▶ _Task description_
Your reply should be a faithful copy of the records below, free of pictures.

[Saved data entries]
────────────────────────────────────────
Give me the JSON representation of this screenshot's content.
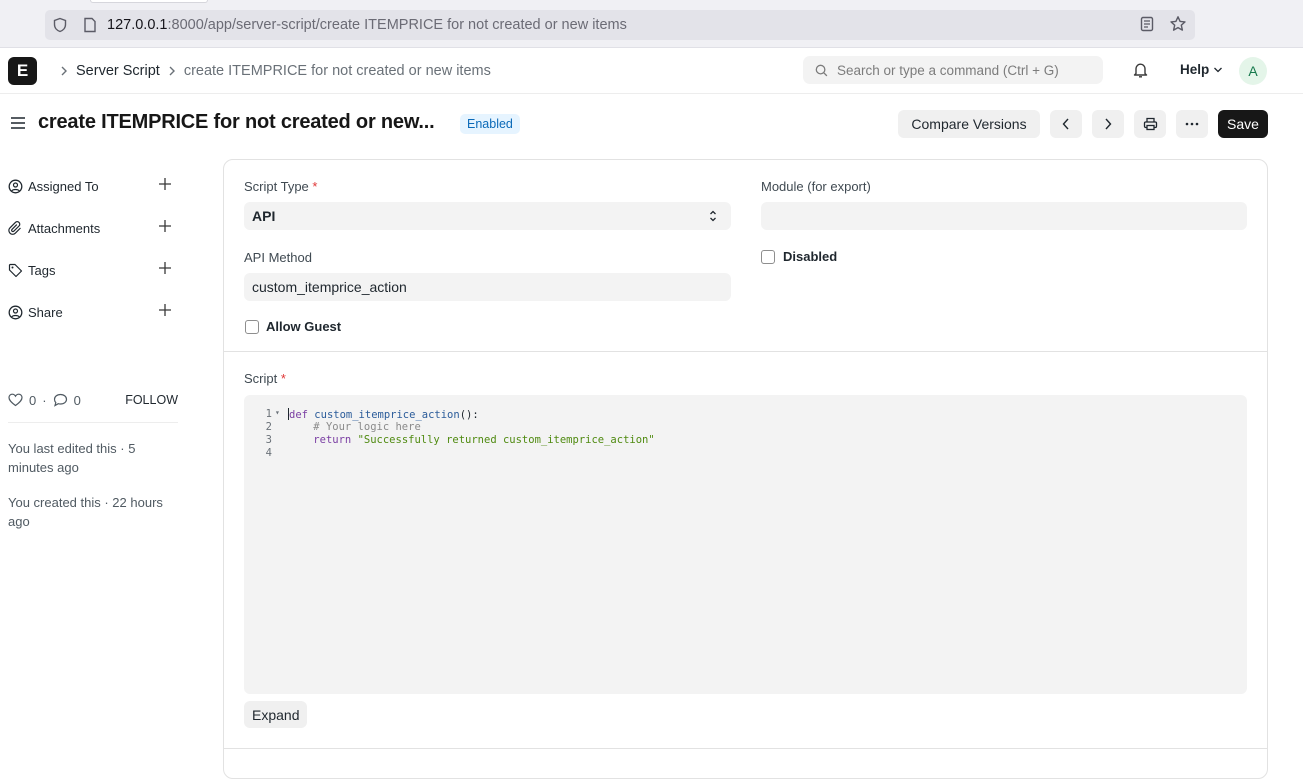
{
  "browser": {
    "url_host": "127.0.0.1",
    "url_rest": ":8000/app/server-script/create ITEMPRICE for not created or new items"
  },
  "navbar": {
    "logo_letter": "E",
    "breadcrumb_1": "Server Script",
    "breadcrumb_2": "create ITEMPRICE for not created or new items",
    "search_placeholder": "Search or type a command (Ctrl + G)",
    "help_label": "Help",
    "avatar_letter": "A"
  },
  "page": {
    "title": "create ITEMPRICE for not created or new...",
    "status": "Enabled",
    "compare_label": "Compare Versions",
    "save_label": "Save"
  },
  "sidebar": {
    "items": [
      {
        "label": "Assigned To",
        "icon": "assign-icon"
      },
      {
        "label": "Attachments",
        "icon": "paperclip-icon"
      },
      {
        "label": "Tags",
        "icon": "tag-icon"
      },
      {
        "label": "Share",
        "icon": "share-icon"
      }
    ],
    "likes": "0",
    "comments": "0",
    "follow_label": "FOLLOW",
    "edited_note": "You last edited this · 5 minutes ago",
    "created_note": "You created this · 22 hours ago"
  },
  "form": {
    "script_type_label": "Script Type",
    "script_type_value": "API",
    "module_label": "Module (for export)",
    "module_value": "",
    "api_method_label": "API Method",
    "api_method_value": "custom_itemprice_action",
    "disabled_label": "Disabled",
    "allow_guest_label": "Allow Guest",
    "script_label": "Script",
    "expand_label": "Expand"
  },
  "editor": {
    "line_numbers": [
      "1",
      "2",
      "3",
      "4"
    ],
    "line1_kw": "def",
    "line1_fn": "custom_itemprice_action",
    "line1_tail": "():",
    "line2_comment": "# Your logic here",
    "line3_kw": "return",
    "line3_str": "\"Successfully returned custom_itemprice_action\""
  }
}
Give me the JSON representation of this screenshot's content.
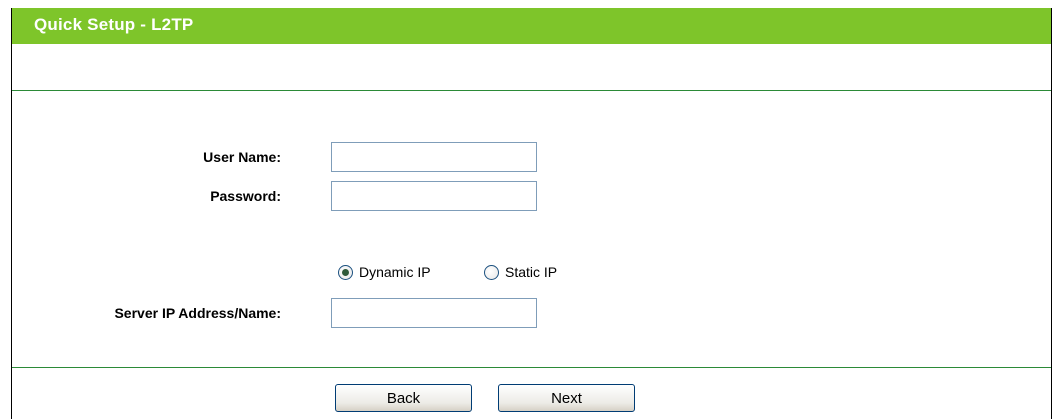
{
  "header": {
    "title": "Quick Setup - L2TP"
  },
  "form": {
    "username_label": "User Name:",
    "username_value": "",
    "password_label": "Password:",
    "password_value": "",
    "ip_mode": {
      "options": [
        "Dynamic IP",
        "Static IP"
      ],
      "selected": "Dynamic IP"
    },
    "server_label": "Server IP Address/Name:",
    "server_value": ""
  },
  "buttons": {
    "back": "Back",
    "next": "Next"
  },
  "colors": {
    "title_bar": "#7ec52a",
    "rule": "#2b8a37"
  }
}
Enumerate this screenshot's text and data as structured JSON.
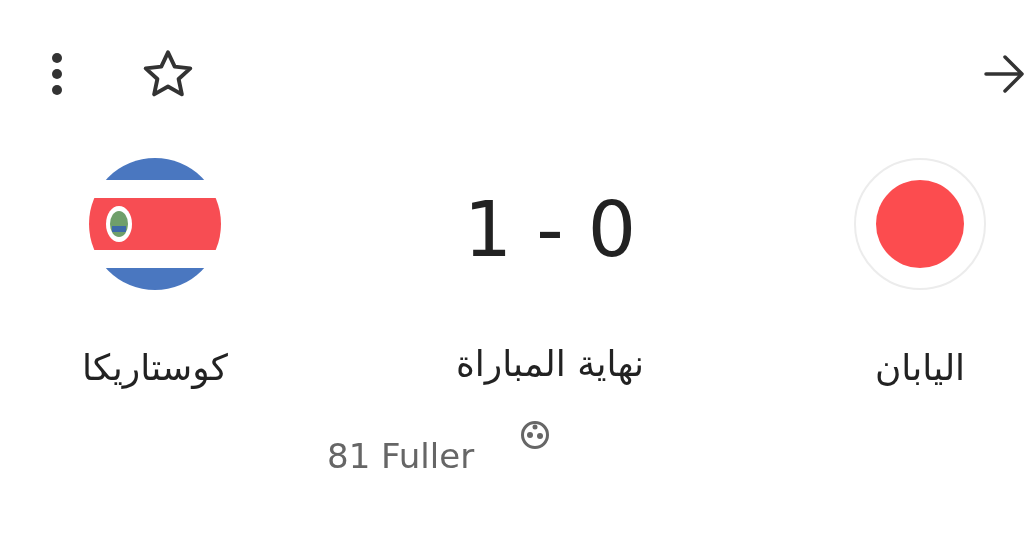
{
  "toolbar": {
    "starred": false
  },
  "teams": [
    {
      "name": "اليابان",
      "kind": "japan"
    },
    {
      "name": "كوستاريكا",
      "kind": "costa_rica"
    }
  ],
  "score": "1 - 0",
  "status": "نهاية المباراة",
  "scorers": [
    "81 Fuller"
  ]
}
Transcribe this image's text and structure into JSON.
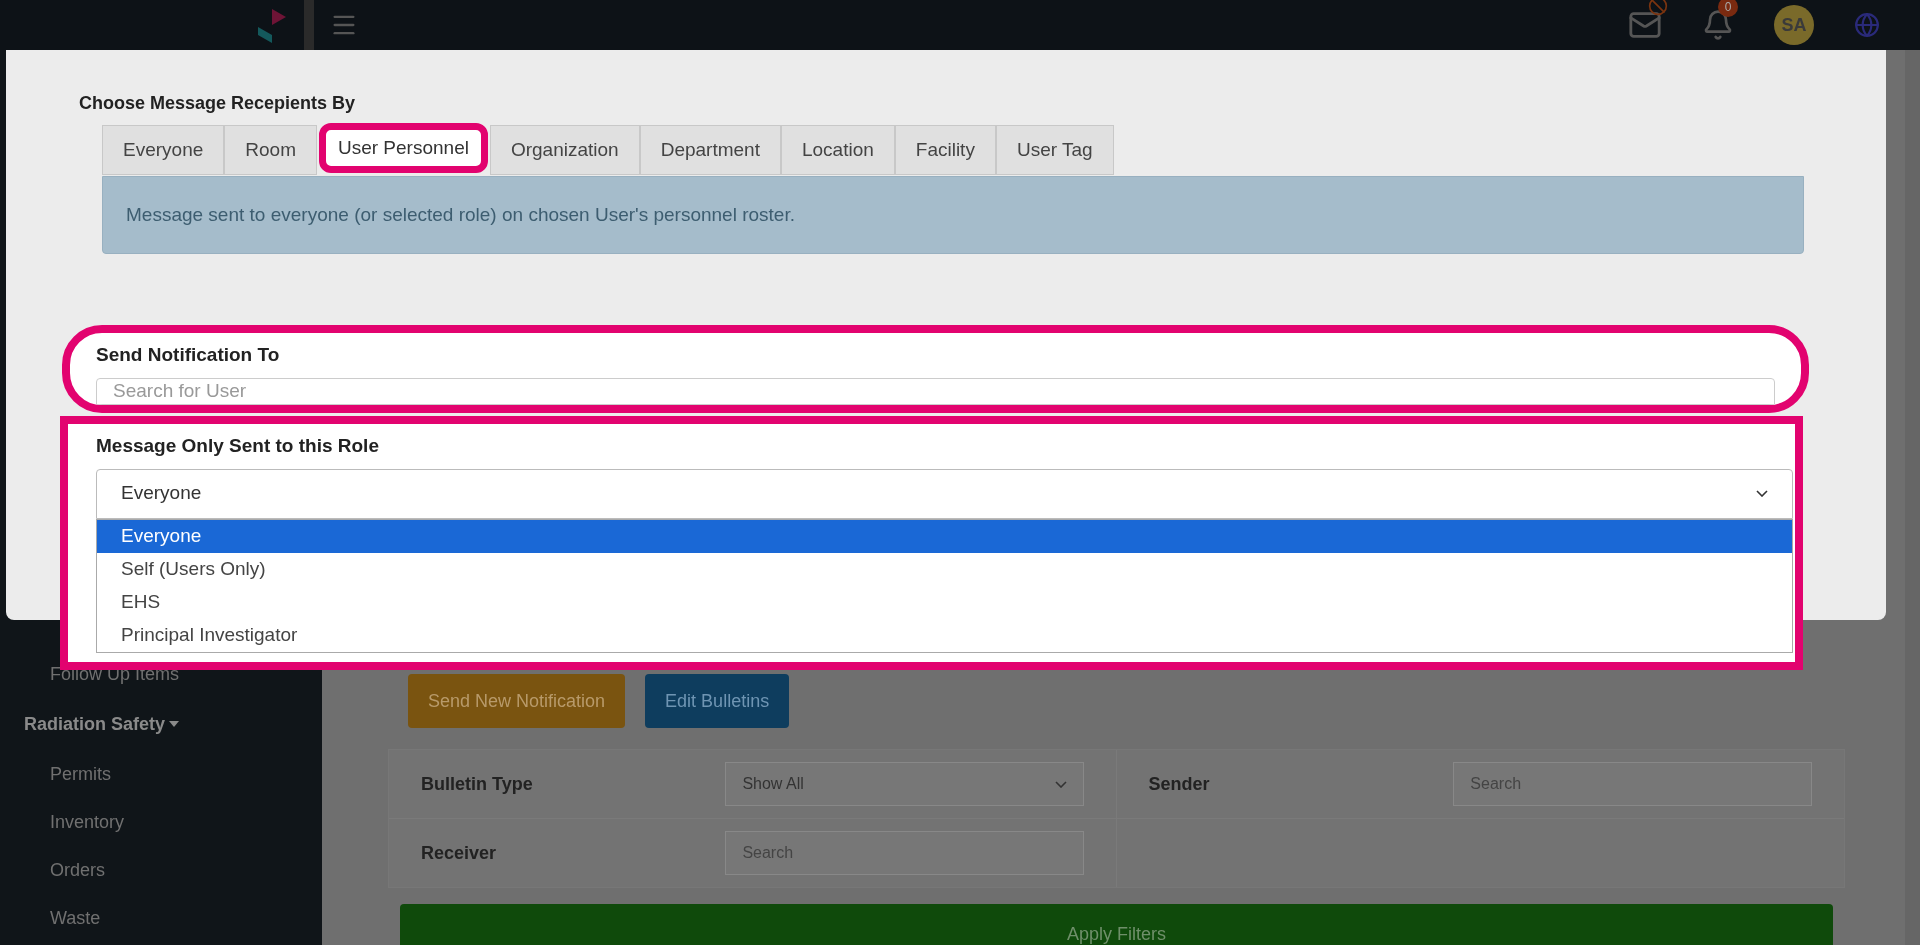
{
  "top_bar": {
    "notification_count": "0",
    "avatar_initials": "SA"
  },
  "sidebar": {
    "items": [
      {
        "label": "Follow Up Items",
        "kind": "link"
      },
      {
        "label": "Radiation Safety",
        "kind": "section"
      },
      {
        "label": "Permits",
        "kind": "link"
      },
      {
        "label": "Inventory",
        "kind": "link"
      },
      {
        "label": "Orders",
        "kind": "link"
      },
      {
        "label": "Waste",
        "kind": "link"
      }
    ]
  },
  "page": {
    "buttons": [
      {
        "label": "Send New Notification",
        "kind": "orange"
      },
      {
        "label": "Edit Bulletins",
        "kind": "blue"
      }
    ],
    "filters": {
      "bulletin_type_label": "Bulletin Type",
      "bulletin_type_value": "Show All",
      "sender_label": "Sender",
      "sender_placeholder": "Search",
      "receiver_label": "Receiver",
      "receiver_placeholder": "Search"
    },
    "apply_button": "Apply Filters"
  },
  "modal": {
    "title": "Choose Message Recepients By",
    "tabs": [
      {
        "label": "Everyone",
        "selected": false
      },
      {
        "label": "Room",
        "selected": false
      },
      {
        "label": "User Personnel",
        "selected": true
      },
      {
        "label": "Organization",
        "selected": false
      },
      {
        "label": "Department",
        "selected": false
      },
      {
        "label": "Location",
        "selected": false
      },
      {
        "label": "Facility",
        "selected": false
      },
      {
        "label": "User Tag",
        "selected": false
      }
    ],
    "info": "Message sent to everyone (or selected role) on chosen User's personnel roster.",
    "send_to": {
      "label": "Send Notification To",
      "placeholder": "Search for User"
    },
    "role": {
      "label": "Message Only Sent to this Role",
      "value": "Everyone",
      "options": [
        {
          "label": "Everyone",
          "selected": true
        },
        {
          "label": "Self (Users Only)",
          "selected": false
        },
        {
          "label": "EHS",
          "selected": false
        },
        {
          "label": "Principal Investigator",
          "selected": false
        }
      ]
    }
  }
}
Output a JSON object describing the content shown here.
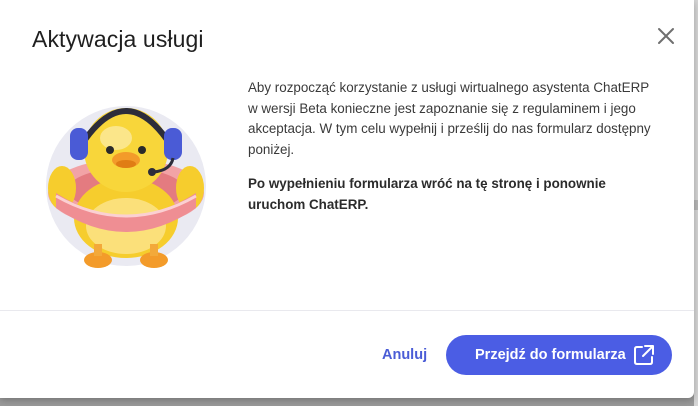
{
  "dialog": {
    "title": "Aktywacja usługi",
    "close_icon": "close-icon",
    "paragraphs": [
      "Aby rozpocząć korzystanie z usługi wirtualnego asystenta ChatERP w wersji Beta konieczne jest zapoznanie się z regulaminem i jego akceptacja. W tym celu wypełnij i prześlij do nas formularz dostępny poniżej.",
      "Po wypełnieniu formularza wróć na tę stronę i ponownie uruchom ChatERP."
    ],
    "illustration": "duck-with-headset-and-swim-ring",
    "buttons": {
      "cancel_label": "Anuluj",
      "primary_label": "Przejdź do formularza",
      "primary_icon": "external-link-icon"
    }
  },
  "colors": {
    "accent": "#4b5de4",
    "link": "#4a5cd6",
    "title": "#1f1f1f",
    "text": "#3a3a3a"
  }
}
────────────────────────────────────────
▶ _Solution for this exercise_
Give me the JSON representation of this screenshot's content.
{
  "browser": {
    "url_host": "127.0.0.1",
    "url_rest": ":8000/app/server-script/create ITEMPRICE for not created or new items"
  },
  "navbar": {
    "logo_letter": "E",
    "breadcrumb_1": "Server Script",
    "breadcrumb_2": "create ITEMPRICE for not created or new items",
    "search_placeholder": "Search or type a command (Ctrl + G)",
    "help_label": "Help",
    "avatar_letter": "A"
  },
  "page": {
    "title": "create ITEMPRICE for not created or new...",
    "status": "Enabled",
    "compare_label": "Compare Versions",
    "save_label": "Save"
  },
  "sidebar": {
    "items": [
      {
        "label": "Assigned To",
        "icon": "assign-icon"
      },
      {
        "label": "Attachments",
        "icon": "paperclip-icon"
      },
      {
        "label": "Tags",
        "icon": "tag-icon"
      },
      {
        "label": "Share",
        "icon": "share-icon"
      }
    ],
    "likes": "0",
    "comments": "0",
    "follow_label": "FOLLOW",
    "edited_note": "You last edited this · 5 minutes ago",
    "created_note": "You created this · 22 hours ago"
  },
  "form": {
    "script_type_label": "Script Type",
    "script_type_value": "API",
    "module_label": "Module (for export)",
    "module_value": "",
    "api_method_label": "API Method",
    "api_method_value": "custom_itemprice_action",
    "disabled_label": "Disabled",
    "allow_guest_label": "Allow Guest",
    "script_label": "Script",
    "expand_label": "Expand"
  },
  "editor": {
    "line_numbers": [
      "1",
      "2",
      "3",
      "4"
    ],
    "line1_kw": "def",
    "line1_fn": "custom_itemprice_action",
    "line1_tail": "():",
    "line2_comment": "# Your logic here",
    "line3_kw": "return",
    "line3_str": "\"Successfully returned custom_itemprice_action\""
  }
}
Give me the JSON representation of this screenshot's content.
{
  "header": {
    "title": "Quick Setup - L2TP"
  },
  "form": {
    "username_label": "User Name:",
    "username_value": "",
    "password_label": "Password:",
    "password_value": "",
    "ip_mode": {
      "options": [
        "Dynamic IP",
        "Static IP"
      ],
      "selected": "Dynamic IP"
    },
    "server_label": "Server IP Address/Name:",
    "server_value": ""
  },
  "buttons": {
    "back": "Back",
    "next": "Next"
  },
  "colors": {
    "title_bar": "#7ec52a",
    "rule": "#2b8a37"
  }
}
Enumerate this screenshot's text and data as structured JSON.
{
  "toolbar": {
    "starred": false
  },
  "teams": [
    {
      "name": "اليابان",
      "kind": "japan"
    },
    {
      "name": "كوستاريكا",
      "kind": "costa_rica"
    }
  ],
  "score": "1 - 0",
  "status": "نهاية المباراة",
  "scorers": [
    "81 Fuller"
  ]
}
Transcribe this image's text and structure into JSON.
{
  "top_bar": {
    "notification_count": "0",
    "avatar_initials": "SA"
  },
  "sidebar": {
    "items": [
      {
        "label": "Follow Up Items",
        "kind": "link"
      },
      {
        "label": "Radiation Safety",
        "kind": "section"
      },
      {
        "label": "Permits",
        "kind": "link"
      },
      {
        "label": "Inventory",
        "kind": "link"
      },
      {
        "label": "Orders",
        "kind": "link"
      },
      {
        "label": "Waste",
        "kind": "link"
      }
    ]
  },
  "page": {
    "buttons": [
      {
        "label": "Send New Notification",
        "kind": "orange"
      },
      {
        "label": "Edit Bulletins",
        "kind": "blue"
      }
    ],
    "filters": {
      "bulletin_type_label": "Bulletin Type",
      "bulletin_type_value": "Show All",
      "sender_label": "Sender",
      "sender_placeholder": "Search",
      "receiver_label": "Receiver",
      "receiver_placeholder": "Search"
    },
    "apply_button": "Apply Filters"
  },
  "modal": {
    "title": "Choose Message Recepients By",
    "tabs": [
      {
        "label": "Everyone",
        "selected": false
      },
      {
        "label": "Room",
        "selected": false
      },
      {
        "label": "User Personnel",
        "selected": true
      },
      {
        "label": "Organization",
        "selected": false
      },
      {
        "label": "Department",
        "selected": false
      },
      {
        "label": "Location",
        "selected": false
      },
      {
        "label": "Facility",
        "selected": false
      },
      {
        "label": "User Tag",
        "selected": false
      }
    ],
    "info": "Message sent to everyone (or selected role) on chosen User's personnel roster.",
    "send_to": {
      "label": "Send Notification To",
      "placeholder": "Search for User"
    },
    "role": {
      "label": "Message Only Sent to this Role",
      "value": "Everyone",
      "options": [
        {
          "label": "Everyone",
          "selected": true
        },
        {
          "label": "Self (Users Only)",
          "selected": false
        },
        {
          "label": "EHS",
          "selected": false
        },
        {
          "label": "Principal Investigator",
          "selected": false
        }
      ]
    }
  }
}
Output a JSON object describing the content shown here.
{
  "dialog": {
    "title": "Aktywacja usługi",
    "close_icon": "close-icon",
    "paragraphs": [
      "Aby rozpocząć korzystanie z usługi wirtualnego asystenta ChatERP w wersji Beta konieczne jest zapoznanie się z regulaminem i jego akceptacja. W tym celu wypełnij i prześlij do nas formularz dostępny poniżej.",
      "Po wypełnieniu formularza wróć na tę stronę i ponownie uruchom ChatERP."
    ],
    "illustration": "duck-with-headset-and-swim-ring",
    "buttons": {
      "cancel_label": "Anuluj",
      "primary_label": "Przejdź do formularza",
      "primary_icon": "external-link-icon"
    }
  },
  "colors": {
    "accent": "#4b5de4",
    "link": "#4a5cd6",
    "title": "#1f1f1f",
    "text": "#3a3a3a"
  }
}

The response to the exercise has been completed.